Work task
Run through the records and show each line that includes the string "rest".

Input data
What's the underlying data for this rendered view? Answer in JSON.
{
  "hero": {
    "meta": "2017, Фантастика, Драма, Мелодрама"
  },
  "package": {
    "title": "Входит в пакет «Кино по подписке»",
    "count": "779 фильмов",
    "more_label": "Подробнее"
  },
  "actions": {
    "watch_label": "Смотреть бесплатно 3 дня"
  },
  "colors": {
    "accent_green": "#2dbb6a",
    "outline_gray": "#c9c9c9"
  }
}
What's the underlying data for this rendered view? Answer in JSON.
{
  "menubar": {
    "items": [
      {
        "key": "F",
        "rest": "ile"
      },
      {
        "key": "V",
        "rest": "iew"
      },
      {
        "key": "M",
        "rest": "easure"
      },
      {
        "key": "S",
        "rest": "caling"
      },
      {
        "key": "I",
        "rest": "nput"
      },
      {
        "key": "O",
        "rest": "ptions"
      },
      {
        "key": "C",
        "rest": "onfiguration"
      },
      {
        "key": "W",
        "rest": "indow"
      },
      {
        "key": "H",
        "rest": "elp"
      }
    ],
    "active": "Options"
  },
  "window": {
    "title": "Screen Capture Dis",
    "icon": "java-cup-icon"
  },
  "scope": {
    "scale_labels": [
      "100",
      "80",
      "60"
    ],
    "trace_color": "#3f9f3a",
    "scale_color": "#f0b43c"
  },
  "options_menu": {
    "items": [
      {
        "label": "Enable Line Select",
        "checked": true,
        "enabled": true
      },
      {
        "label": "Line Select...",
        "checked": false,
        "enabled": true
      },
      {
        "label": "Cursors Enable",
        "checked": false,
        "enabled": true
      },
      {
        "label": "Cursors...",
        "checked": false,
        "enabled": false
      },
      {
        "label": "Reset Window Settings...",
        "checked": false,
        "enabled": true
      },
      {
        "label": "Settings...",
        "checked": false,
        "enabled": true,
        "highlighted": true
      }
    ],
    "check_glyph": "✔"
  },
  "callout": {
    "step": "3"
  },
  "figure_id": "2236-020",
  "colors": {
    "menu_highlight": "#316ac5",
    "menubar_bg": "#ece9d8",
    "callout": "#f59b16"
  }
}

Solution to this exercise
        "rest": "ile"
        "rest": "iew"
        "rest": "easure"
        "rest": "caling"
        "rest": "nput"
        "rest": "ptions"
        "rest": "onfiguration"
        "rest": "indow"
        "rest": "elp"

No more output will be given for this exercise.